“You need to sound like you,” said Frances Cole Jones, renowned inspirational speaker, best-selling author, communication expert and entrepreneur. Jones addressed the audience gathered for the Hampton Roads Chamber’s Professional Women’s Leadership Luncheon Series on May 10, 2018 with her presentation on “How to Wow: Proven Strategies for Selling Your (Brilliant) Self in Any Situation.” Since its founding, Jones’ media training company, Cole Media Management, has helped countless business leaders and public figures present their best selves in business and in their personal lives.
Jones spoke to a packed ballroom at the Holiday Inn Virginia Beach-Norfolk Conference Center, helping us understand and consider the global impact of one’s message. There are three components to every message: verbal, vocal and visual. She also shared the three elements that are crucial to any face-to-face interaction: words, tone of voice and body language. With these three elements come three staggering statistics: people only remember 7% of the words you speak, your tonal quality accounts for 38% of the impact of your message and 55% of your message’s impact comes from what your body is doing while you are speaking.

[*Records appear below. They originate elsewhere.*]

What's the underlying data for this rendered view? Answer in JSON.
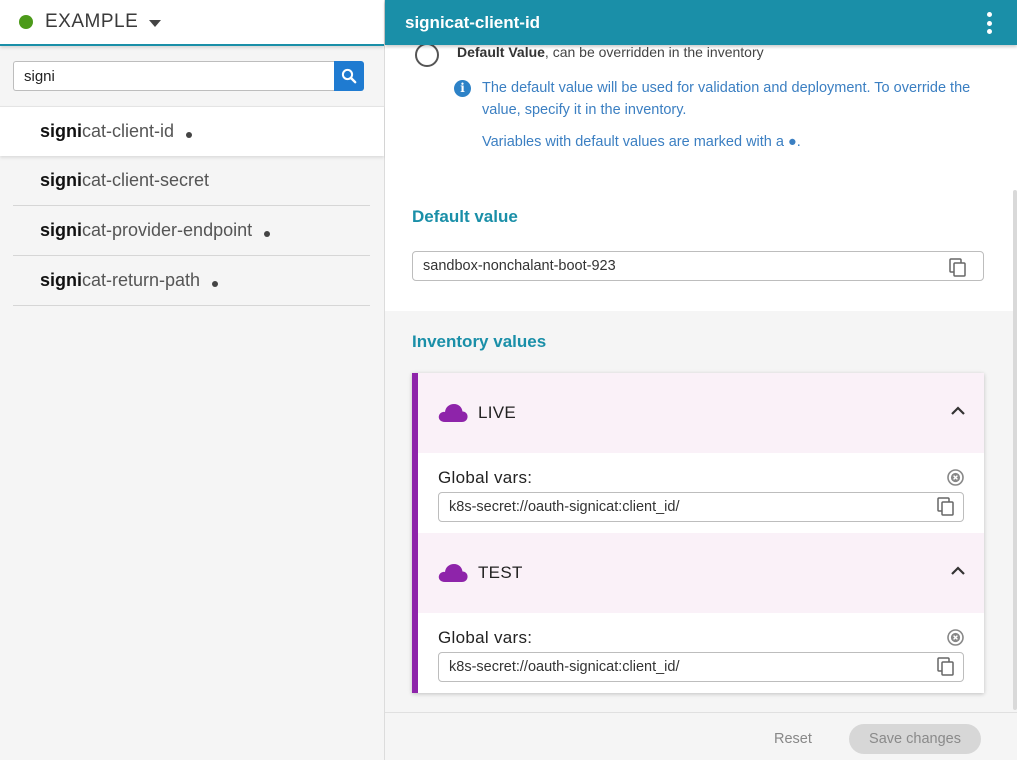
{
  "environment": {
    "name": "EXAMPLE",
    "status_color": "#4c9a1a"
  },
  "search": {
    "value": "signi",
    "placeholder": ""
  },
  "variables": [
    {
      "match": "signi",
      "rest": "cat-client-id",
      "has_default": true,
      "active": true
    },
    {
      "match": "signi",
      "rest": "cat-client-secret",
      "has_default": false,
      "active": false
    },
    {
      "match": "signi",
      "rest": "cat-provider-endpoint",
      "has_default": true,
      "active": false
    },
    {
      "match": "signi",
      "rest": "cat-return-path",
      "has_default": true,
      "active": false
    }
  ],
  "main": {
    "title": "signicat-client-id",
    "radio": {
      "bold": "Default Value",
      "text": ", can be overridden in the inventory"
    },
    "info": {
      "line1": "The default value will be used for validation and deployment. To override the value, specify it in the inventory.",
      "line2": "Variables with default values are marked with a ●."
    },
    "default_value": {
      "heading": "Default value",
      "value": "sandbox-nonchalant-boot-923"
    },
    "inventory": {
      "heading": "Inventory values",
      "environments": [
        {
          "name": "LIVE",
          "global_label": "Global vars:",
          "value": "k8s-secret://oauth-signicat:client_id/"
        },
        {
          "name": "TEST",
          "global_label": "Global vars:",
          "value": "k8s-secret://oauth-signicat:client_id/"
        }
      ]
    },
    "footer": {
      "reset": "Reset",
      "save": "Save changes"
    }
  },
  "colors": {
    "accent": "#1a8fa8",
    "env_purple": "#8e24aa",
    "info_blue": "#3b7fc2",
    "search_button": "#1f7bd1"
  }
}
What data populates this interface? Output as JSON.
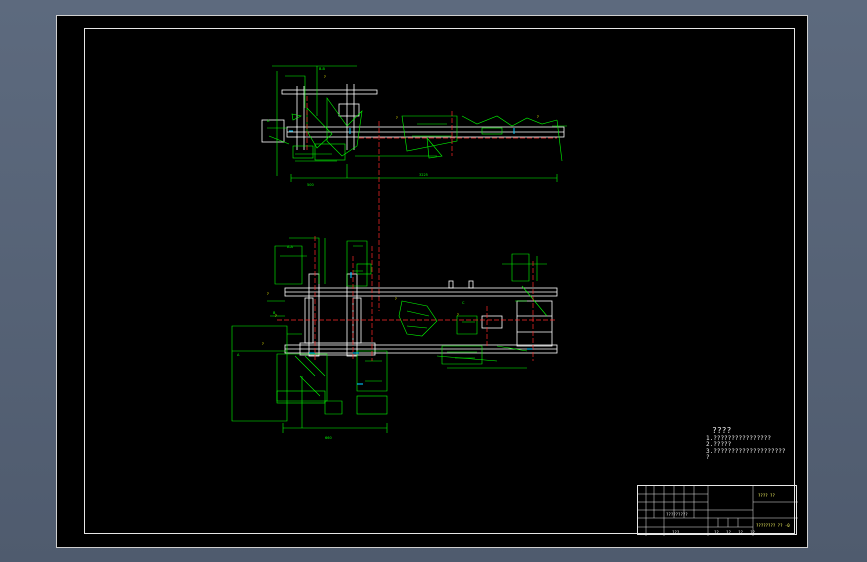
{
  "notes": {
    "title": "????",
    "lines": [
      "1.????????????????",
      "2.?????",
      "3.????????????????????",
      "?"
    ]
  },
  "title_block": {
    "drawing_name": "???? ??",
    "drawing_number": "???????? ?? -0",
    "cells": [
      "?????????",
      "??   ??   ??   ??",
      "???"
    ]
  },
  "colors": {
    "background": "#000000",
    "geometry": "#ffffff",
    "dimensions": "#00ff00",
    "centerlines": "#ff2a2a",
    "labels": "#ffff00",
    "accent_parts": "#00c8ff",
    "viewport_chrome": "#55627a"
  }
}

Jones showed that she practices what she teaches through the power of storytelling. She was engaging, impactful and kept the audience laughing as she incorporated real-life situations that anyone could imagine themselves in. One such situation is cutting people in line at the market. The initial reaction from the person you are cutting in front of – is anger. However, providing a simple explanation such as “you need to pick up your son from school,” will turn some of that anger into understanding. The tone of your voice and how you react will affect the way others perceive and treat you.

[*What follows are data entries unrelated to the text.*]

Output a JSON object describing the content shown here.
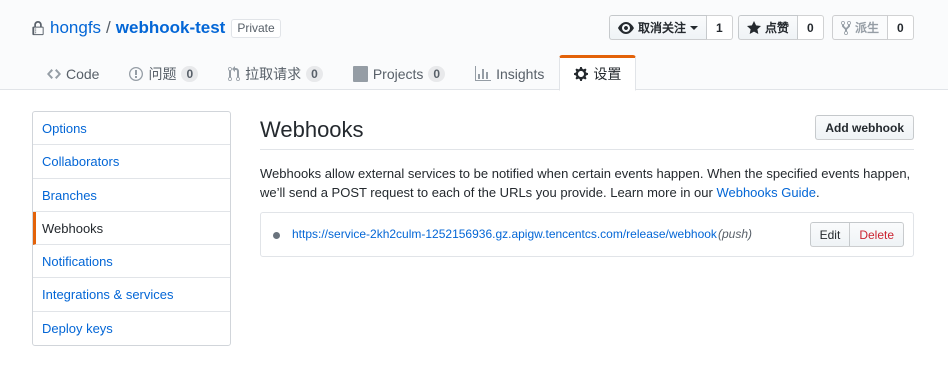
{
  "repo": {
    "owner": "hongfs",
    "separator": "/",
    "name": "webhook-test",
    "visibility": "Private"
  },
  "actions": {
    "watch_label": "取消关注",
    "watch_count": "1",
    "star_label": "点赞",
    "star_count": "0",
    "fork_label": "派生",
    "fork_count": "0"
  },
  "tabs": [
    {
      "label": "Code",
      "counter": null,
      "icon": "code-icon"
    },
    {
      "label": "问题",
      "counter": "0",
      "icon": "issue-icon"
    },
    {
      "label": "拉取请求",
      "counter": "0",
      "icon": "pull-request-icon"
    },
    {
      "label": "Projects",
      "counter": "0",
      "icon": "project-icon"
    },
    {
      "label": "Insights",
      "counter": null,
      "icon": "graph-icon"
    },
    {
      "label": "设置",
      "counter": null,
      "icon": "gear-icon",
      "selected": true
    }
  ],
  "sidebar": {
    "items": [
      {
        "label": "Options"
      },
      {
        "label": "Collaborators"
      },
      {
        "label": "Branches"
      },
      {
        "label": "Webhooks",
        "selected": true
      },
      {
        "label": "Notifications"
      },
      {
        "label": "Integrations & services"
      },
      {
        "label": "Deploy keys"
      }
    ]
  },
  "main": {
    "title": "Webhooks",
    "add_button": "Add webhook",
    "description_1": "Webhooks allow external services to be notified when certain events happen. When the specified events happen, we’ll send a POST request to each of the URLs you provide. Learn more in our ",
    "guide_link": "Webhooks Guide",
    "description_end": ".",
    "hook": {
      "url": "https://service-2kh2culm-1252156936.gz.apigw.tencentcs.com/release/webhook",
      "event": "(push)",
      "edit_label": "Edit",
      "delete_label": "Delete"
    }
  },
  "colors": {
    "link": "#0366d6",
    "accent": "#e36209",
    "danger": "#cb2431"
  }
}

To demonstrate the importance of tonal quality, Jones had us place one hand on our abdomen and turn to a neighbor. If your hand moved while you were talking, then that meant you vocalized words using your diaphragm. People who use their diaphragm speak with a clearer tone and are therefore, perceived better. Jones also demonstrated how it is the small things that can have a profound impact in your communication with others. When seated at a table, she always looks to see if a person’s hands are in full view. “We trust you when we can see your hands, we don’t when we can’t.”
Towards the end, Jones answered questions from the audience. “In a restaurant, is it better to sit next to the person that you are meeting or across from them?” Jones says sitting across the table will allow for better communication. “People love it when you value their time.” The person you are conversing with should feel that you care. The key to successful communication with others is to, “Let them set the agenda.”
Thank you to our sponsors: Series Presenting Sponsor, Bon Secours; Series Luncheon Sponsor, Cox Communications; Series Luncheon Sponsor, Tidewater Home Funding; Series Luncheon Sponsor, Union Bank & Trust; and the Official Airline Sponsor of the Professional Women’s Leadership Luncheon Series, Southwest Airlines.